What you will do -
Which lines below include "true"? Copy them all.

Working data -
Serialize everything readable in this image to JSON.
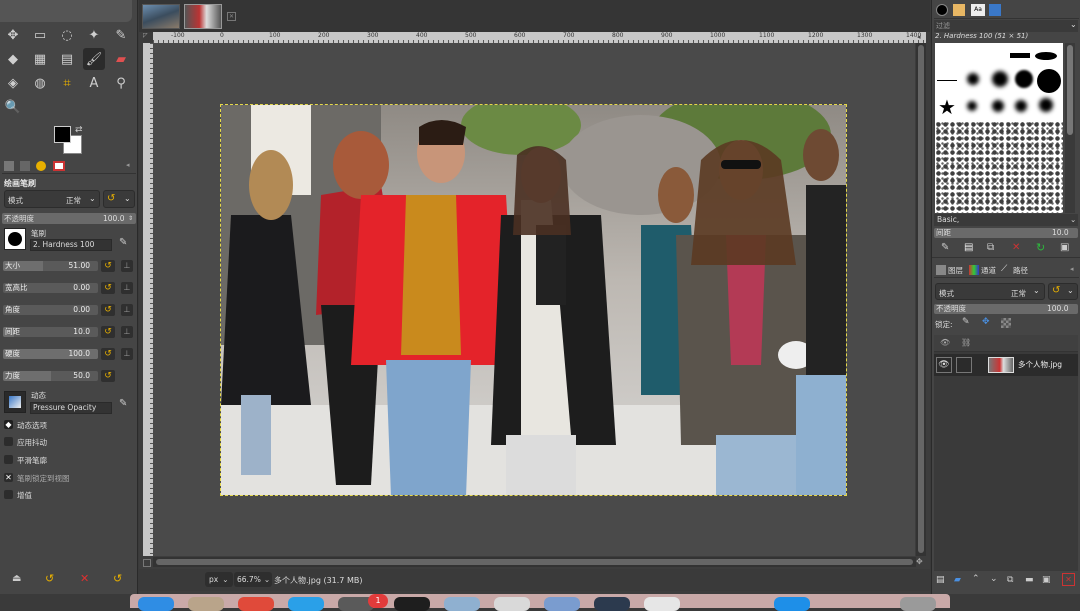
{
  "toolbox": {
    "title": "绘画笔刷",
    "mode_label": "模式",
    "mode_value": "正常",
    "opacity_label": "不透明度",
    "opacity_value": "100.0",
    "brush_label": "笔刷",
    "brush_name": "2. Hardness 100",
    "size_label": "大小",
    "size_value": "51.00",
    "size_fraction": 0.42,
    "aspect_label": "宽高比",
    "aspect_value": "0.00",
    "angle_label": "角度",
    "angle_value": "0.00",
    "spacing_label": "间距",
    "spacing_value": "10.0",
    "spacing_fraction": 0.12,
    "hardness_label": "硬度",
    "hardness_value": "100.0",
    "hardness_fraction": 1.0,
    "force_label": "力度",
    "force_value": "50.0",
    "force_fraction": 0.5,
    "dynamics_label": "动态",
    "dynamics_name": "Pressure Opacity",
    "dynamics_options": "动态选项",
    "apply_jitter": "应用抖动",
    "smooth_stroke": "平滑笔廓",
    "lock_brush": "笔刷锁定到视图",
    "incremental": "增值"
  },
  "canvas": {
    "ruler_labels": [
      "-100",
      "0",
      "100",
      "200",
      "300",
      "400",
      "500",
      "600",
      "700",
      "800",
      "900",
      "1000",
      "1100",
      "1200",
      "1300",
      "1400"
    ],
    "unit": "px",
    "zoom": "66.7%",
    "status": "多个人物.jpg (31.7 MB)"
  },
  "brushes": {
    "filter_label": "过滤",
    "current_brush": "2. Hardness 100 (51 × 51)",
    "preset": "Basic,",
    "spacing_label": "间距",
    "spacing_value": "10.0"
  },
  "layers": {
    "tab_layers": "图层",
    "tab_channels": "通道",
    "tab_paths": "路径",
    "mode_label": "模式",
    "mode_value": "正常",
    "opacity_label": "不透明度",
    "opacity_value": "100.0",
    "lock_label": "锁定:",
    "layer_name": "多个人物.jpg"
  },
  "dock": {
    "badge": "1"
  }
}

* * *

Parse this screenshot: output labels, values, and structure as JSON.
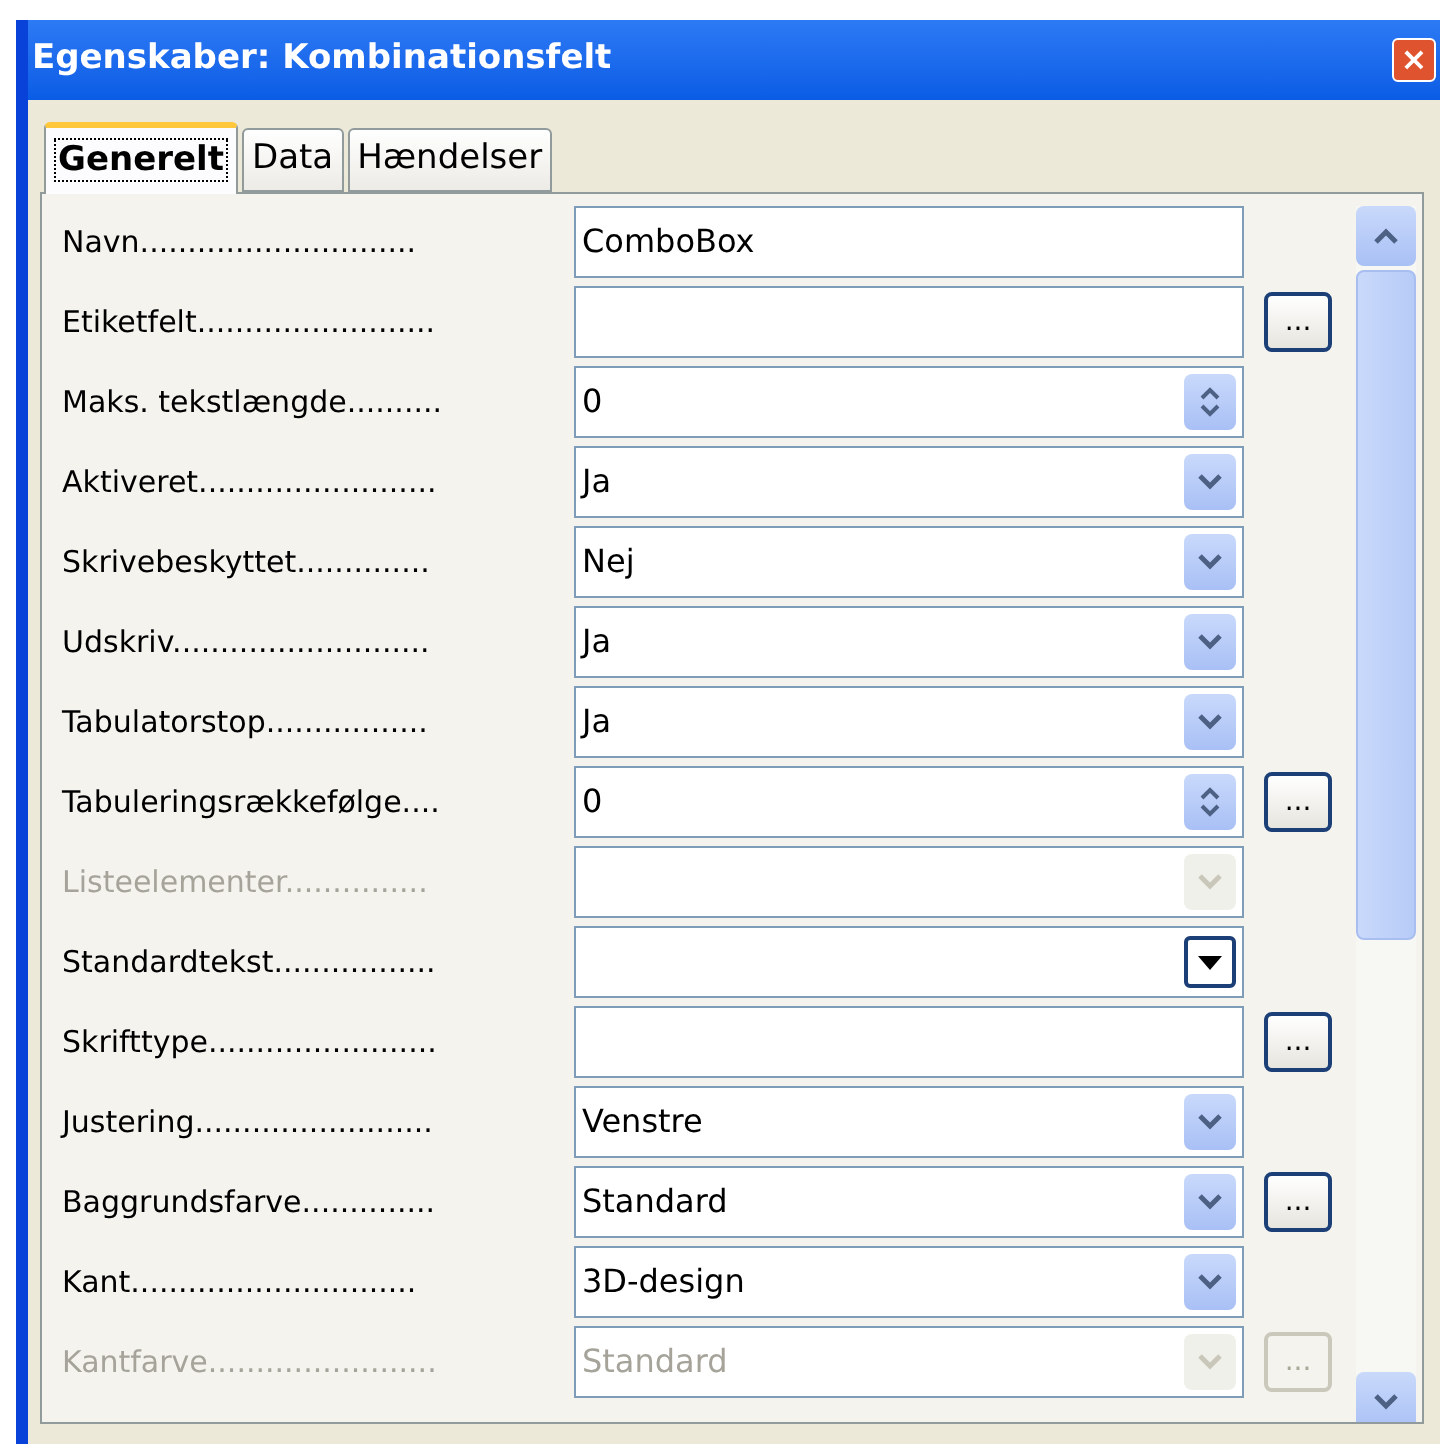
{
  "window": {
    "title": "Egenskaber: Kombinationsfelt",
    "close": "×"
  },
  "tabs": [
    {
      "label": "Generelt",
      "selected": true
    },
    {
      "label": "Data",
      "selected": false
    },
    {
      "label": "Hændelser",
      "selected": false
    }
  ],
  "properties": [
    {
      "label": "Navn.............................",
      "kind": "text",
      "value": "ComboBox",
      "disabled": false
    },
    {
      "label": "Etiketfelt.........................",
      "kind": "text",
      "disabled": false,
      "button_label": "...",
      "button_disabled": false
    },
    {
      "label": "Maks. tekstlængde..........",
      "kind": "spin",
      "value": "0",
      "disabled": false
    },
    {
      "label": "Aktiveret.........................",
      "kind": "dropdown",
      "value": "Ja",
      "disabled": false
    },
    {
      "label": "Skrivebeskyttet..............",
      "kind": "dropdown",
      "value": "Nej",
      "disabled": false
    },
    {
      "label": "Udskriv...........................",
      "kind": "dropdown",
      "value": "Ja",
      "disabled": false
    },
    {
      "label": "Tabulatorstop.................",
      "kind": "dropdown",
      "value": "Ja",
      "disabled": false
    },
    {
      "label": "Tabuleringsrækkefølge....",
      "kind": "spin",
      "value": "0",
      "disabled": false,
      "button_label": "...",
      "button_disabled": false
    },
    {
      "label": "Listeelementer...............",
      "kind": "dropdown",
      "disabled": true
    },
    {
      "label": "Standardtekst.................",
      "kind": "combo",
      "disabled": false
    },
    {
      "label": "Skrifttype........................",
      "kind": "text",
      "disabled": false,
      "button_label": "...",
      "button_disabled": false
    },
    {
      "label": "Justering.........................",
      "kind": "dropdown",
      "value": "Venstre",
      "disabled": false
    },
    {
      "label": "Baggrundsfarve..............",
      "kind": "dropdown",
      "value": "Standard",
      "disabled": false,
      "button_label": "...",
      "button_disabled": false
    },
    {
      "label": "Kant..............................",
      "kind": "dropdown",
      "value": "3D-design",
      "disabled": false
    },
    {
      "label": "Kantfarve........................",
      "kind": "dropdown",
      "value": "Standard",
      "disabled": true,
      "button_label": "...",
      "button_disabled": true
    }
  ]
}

Result below -
      "selected": true
      "disabled": true
      "disabled": true,
      "button_disabled": true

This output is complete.